Open here I flung the shutter, when, with many a flirt and flutter,
In there stepped a stately Raven of the saintly days of yore;
Not the least obeisance made he; not a minute stopped or stayed he;
GETTYThe Ravenmaster is in charge of the towerâs ravenS
But, with mien of lord or lady, perched above my chamber door—
Perched upon a bust of Pallas just above my chamber door— Perched, and sat, and nothing more.
Ravens have a long history inn mythology. The ancient Norse God Odin had two, Huginn (the old Norse for “thought”) and Muninn (“memory”), who flew all over the world and brought news back to their master. Odin, the king of the Viking gods as well as a god of war and death, is sometimes referred to as “the raven god”.
The birds also have an important place in Celtic folklore. One Scottish legend tells of an evil harridan called Cailleach who took the form of a number of birds including the raven and feasted on men’s bodies.
In Welsh folklore Bran the Blessed (Bran is the Welsh for raven) was a giant who ruled Britain. After being mortally wounded in battle he ordered for his head to be cut off after which it continued to speak words of prophesy. King Arthur was another figure associated with ravens. In Cornwall it was believed that he did not die but instead turned into a raven.
GETTYEdgar Allen Poeâs poem The Raven is probably the best-known allusion to the bird
Morrighan, the Irish goddess of war, was also thought to take the form of a raven while hovering over the battlefield. The widely held association of ravens with war and death is thought to stem from their frequent presence on battlefields to which, being scavengers, they were strongly attracted.

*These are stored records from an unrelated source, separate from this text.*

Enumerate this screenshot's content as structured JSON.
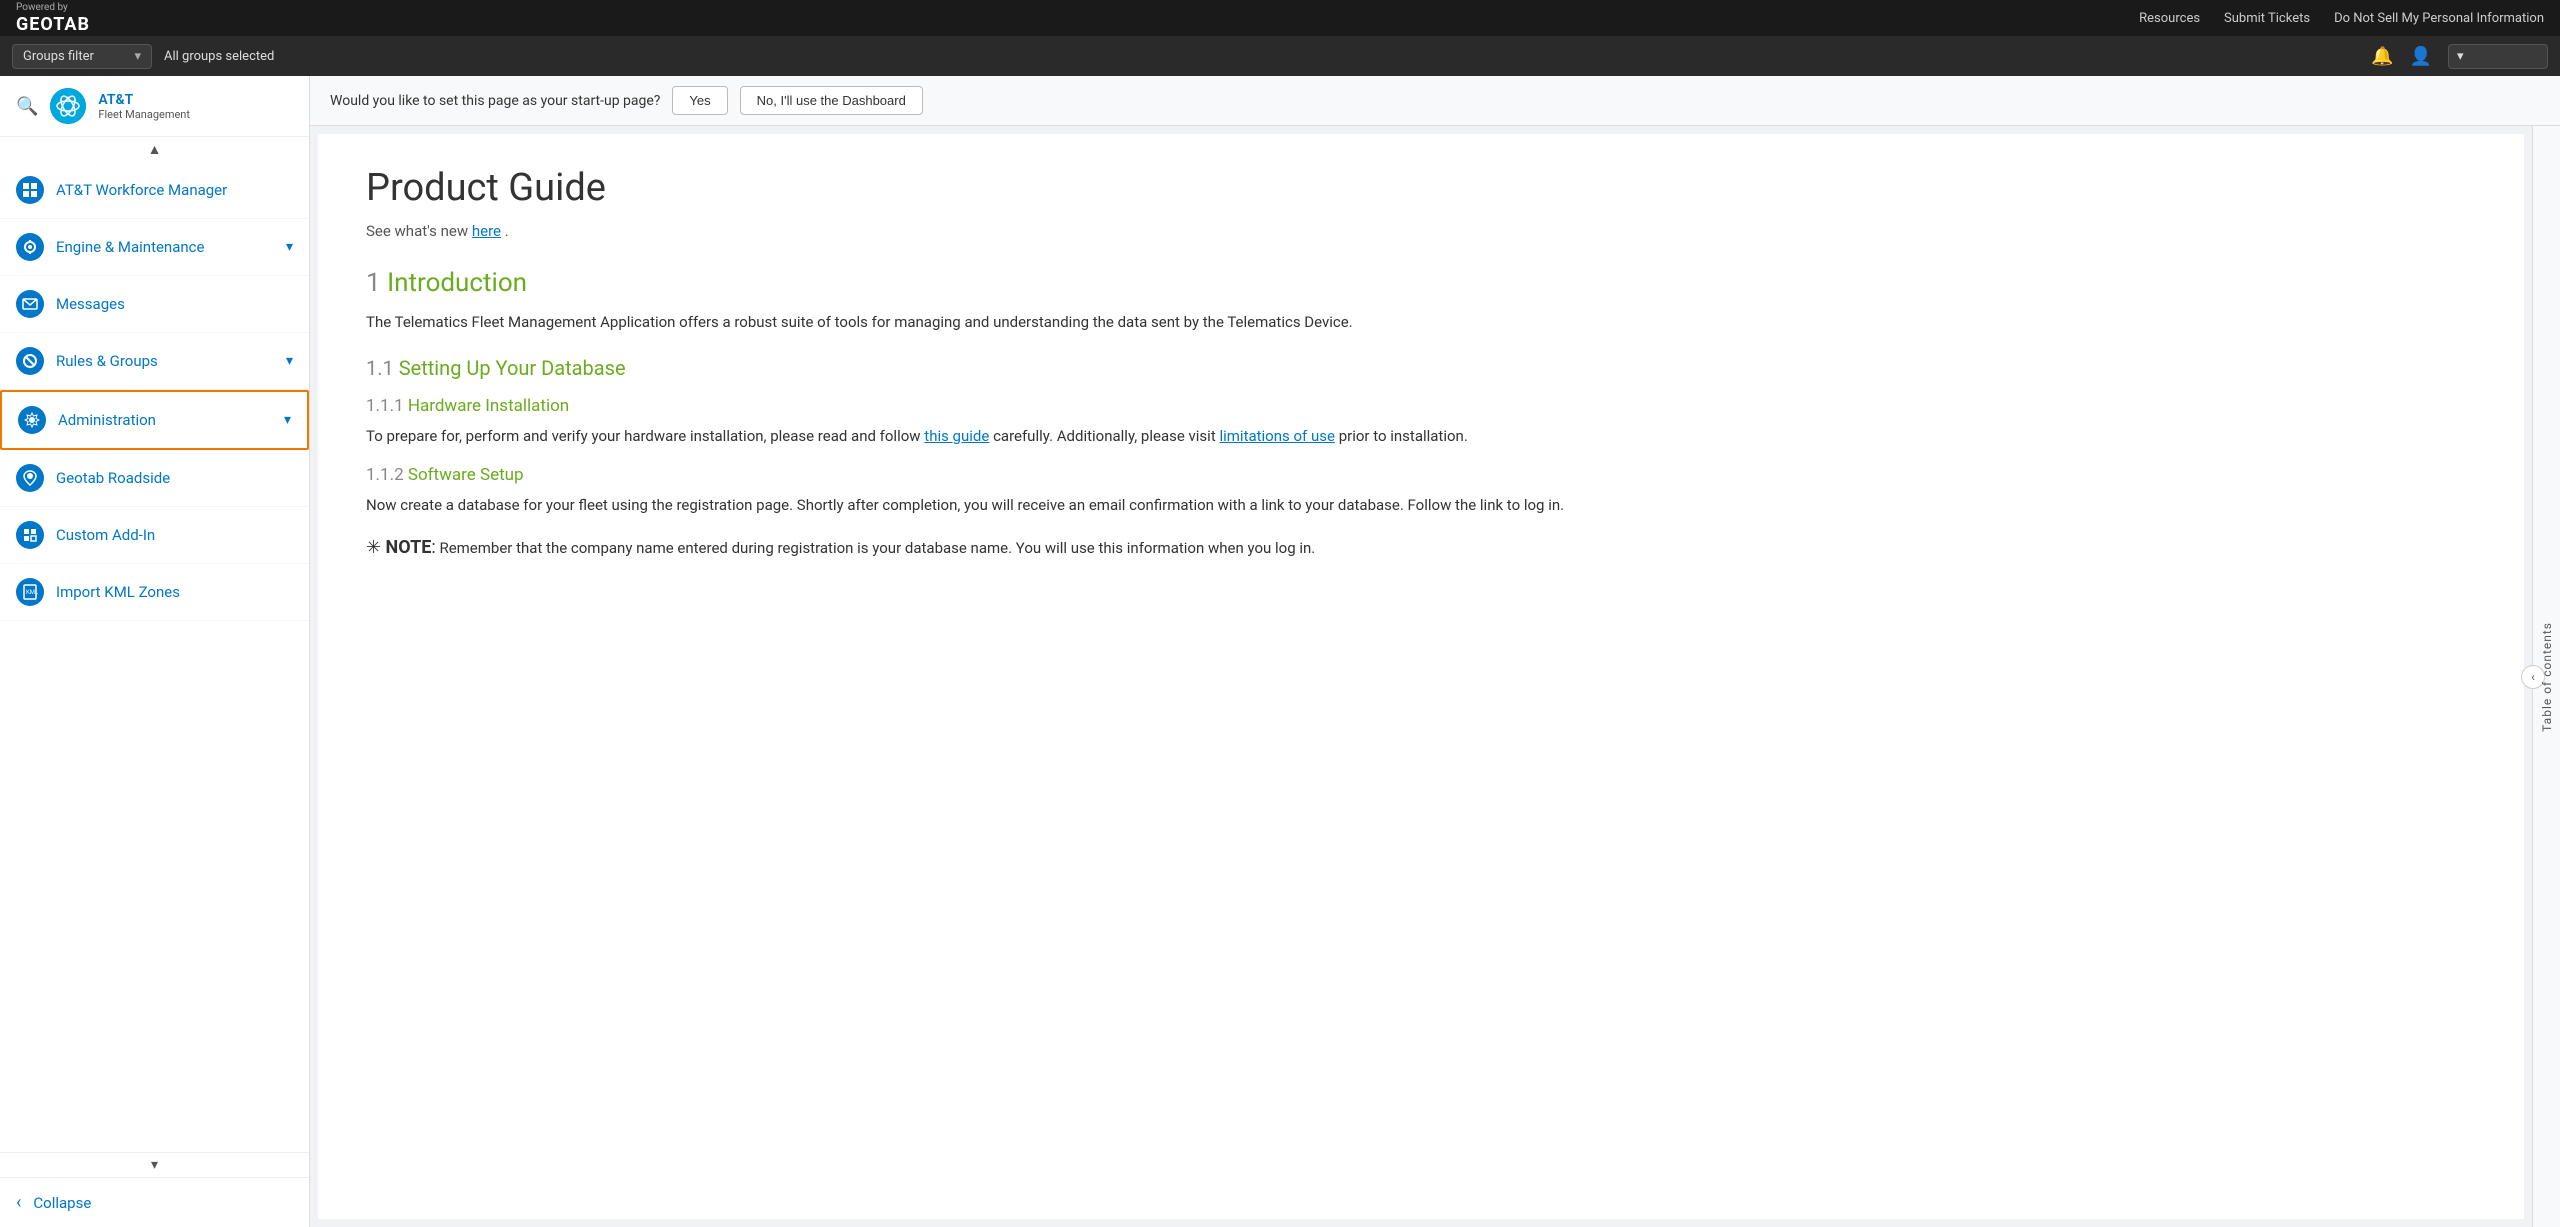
{
  "topbar": {
    "powered_by": "Powered by",
    "logo_text": "GEOTAB",
    "links": [
      {
        "id": "resources",
        "label": "Resources"
      },
      {
        "id": "submit-tickets",
        "label": "Submit Tickets"
      },
      {
        "id": "do-not-sell",
        "label": "Do Not Sell My Personal Information"
      }
    ]
  },
  "filterbar": {
    "groups_filter_label": "Groups filter",
    "all_groups_text": "All groups selected",
    "chevron": "▾"
  },
  "sidebar": {
    "company_name": "AT&T",
    "company_subtitle": "Fleet Management",
    "nav_items": [
      {
        "id": "att-workforce",
        "label": "AT&T Workforce Manager",
        "icon": "grid",
        "has_chevron": false
      },
      {
        "id": "engine-maintenance",
        "label": "Engine & Maintenance",
        "icon": "gauge",
        "has_chevron": true
      },
      {
        "id": "messages",
        "label": "Messages",
        "icon": "envelope",
        "has_chevron": false
      },
      {
        "id": "rules-groups",
        "label": "Rules & Groups",
        "icon": "circle-slash",
        "has_chevron": true
      },
      {
        "id": "administration",
        "label": "Administration",
        "icon": "gear",
        "has_chevron": true,
        "active": true
      },
      {
        "id": "geotab-roadside",
        "label": "Geotab Roadside",
        "icon": "roadside",
        "has_chevron": false
      },
      {
        "id": "custom-add-in",
        "label": "Custom Add-In",
        "icon": "puzzle",
        "has_chevron": false
      },
      {
        "id": "import-kml-zones",
        "label": "Import KML Zones",
        "icon": "kml",
        "has_chevron": false
      }
    ],
    "collapse_label": "Collapse"
  },
  "startup_bar": {
    "question": "Would you like to set this page as your start-up page?",
    "yes_label": "Yes",
    "no_label": "No, I'll use the Dashboard"
  },
  "doc": {
    "title": "Product Guide",
    "subtitle_text": "See what's new ",
    "subtitle_link": "here",
    "subtitle_after": ".",
    "sections": [
      {
        "num": "1",
        "title": "Introduction",
        "body": "The Telematics Fleet Management Application offers a robust suite of tools for managing and understanding the data sent by the Telematics Device.",
        "subsections": [
          {
            "num": "1.1",
            "title": "Setting Up Your Database",
            "subsubsections": [
              {
                "num": "1.1.1",
                "title": "Hardware Installation",
                "body_before": "To prepare for, perform and verify your hardware installation, please read and follow ",
                "link1_text": "this guide",
                "body_middle": " carefully. Additionally, please visit ",
                "link2_text": "limitations of use",
                "body_after": " prior to installation."
              },
              {
                "num": "1.1.2",
                "title": "Software Setup",
                "body": "Now create a database for your fleet using the registration page. Shortly after completion, you will receive an email confirmation with a link to your database. Follow the link to log in.",
                "note": "NOTE: Remember that the company name entered during registration is your database name. You will use this information when you log in."
              }
            ]
          }
        ]
      }
    ]
  },
  "toc": {
    "label": "Table of contents"
  }
}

In Chinese mythology ravens were thought to cause bad weather in forests to warn people when the gods were about to pass by. In parts of south America some tribes went one further and worshipped the birds themselves as deities. Despite their dark associations ravens are actually playful birds. In Canada they have even been observed sliding down icy roofs just for the fun of it. They have also been observed making toys out of sticks, pinecones, rocks and golf balls. It is unusual for animals to engage in playful activities like this purely for the fun of it, another sign that they are more highly evolved than many other creatures.